TASK INPUT section start

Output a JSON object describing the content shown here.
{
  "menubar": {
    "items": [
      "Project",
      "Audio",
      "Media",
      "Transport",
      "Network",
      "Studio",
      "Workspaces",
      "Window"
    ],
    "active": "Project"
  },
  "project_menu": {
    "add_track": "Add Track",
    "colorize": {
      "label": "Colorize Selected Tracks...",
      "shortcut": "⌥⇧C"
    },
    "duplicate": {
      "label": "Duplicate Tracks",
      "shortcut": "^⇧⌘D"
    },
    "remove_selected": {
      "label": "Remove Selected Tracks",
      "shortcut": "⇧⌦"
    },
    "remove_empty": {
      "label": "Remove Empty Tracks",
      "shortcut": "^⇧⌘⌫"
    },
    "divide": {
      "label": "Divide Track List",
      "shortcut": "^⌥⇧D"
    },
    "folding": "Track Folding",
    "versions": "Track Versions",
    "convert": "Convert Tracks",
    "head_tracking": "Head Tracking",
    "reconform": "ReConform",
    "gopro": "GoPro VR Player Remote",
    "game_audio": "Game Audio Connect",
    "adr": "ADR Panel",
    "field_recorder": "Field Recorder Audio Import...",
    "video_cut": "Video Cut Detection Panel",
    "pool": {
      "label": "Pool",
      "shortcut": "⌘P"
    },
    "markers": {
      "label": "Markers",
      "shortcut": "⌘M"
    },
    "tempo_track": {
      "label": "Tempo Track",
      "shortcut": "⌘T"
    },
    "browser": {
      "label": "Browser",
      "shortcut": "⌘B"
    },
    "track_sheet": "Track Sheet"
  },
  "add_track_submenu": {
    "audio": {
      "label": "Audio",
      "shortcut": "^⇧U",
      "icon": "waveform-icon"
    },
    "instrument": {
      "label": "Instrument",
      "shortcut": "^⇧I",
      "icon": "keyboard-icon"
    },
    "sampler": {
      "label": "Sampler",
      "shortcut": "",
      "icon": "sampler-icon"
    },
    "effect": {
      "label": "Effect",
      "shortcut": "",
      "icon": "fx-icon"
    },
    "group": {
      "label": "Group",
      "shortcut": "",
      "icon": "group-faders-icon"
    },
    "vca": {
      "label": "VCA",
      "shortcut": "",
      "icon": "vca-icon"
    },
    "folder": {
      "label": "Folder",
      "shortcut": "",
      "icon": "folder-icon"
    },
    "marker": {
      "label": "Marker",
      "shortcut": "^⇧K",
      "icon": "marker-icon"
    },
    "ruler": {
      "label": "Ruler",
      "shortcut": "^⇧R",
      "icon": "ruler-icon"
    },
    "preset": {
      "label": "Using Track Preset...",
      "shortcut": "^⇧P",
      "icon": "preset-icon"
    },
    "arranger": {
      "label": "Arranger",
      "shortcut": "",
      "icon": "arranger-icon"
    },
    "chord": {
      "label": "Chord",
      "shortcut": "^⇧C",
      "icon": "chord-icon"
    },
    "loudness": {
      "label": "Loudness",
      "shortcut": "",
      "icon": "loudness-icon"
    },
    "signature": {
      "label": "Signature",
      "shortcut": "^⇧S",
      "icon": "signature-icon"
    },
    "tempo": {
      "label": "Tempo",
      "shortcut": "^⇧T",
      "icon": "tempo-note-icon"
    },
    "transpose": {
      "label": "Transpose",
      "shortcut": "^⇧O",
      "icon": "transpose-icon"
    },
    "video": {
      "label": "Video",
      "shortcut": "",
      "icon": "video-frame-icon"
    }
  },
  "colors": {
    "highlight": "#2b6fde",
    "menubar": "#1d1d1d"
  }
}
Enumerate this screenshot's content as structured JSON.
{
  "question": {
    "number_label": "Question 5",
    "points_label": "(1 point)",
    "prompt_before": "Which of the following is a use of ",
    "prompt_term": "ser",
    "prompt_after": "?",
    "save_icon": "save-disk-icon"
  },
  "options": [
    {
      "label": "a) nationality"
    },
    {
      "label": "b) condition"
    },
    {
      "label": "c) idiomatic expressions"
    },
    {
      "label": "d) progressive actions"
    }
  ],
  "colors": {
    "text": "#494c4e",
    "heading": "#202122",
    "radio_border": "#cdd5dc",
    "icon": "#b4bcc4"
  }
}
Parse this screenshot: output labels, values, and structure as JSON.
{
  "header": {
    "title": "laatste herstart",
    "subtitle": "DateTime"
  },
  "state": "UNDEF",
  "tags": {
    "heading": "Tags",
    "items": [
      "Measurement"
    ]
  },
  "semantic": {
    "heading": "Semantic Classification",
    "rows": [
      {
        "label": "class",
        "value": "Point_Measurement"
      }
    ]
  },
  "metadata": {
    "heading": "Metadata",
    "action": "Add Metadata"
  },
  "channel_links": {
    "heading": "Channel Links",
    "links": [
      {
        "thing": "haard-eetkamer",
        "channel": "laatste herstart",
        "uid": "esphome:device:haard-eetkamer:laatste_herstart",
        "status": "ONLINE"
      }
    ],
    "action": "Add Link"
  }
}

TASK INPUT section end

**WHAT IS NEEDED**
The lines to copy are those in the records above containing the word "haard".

**EXERCISE OUTPUT**
        "thing": "haard-eetkamer",
        "uid": "esphome:device:haard-eetkamer:laatste_herstart",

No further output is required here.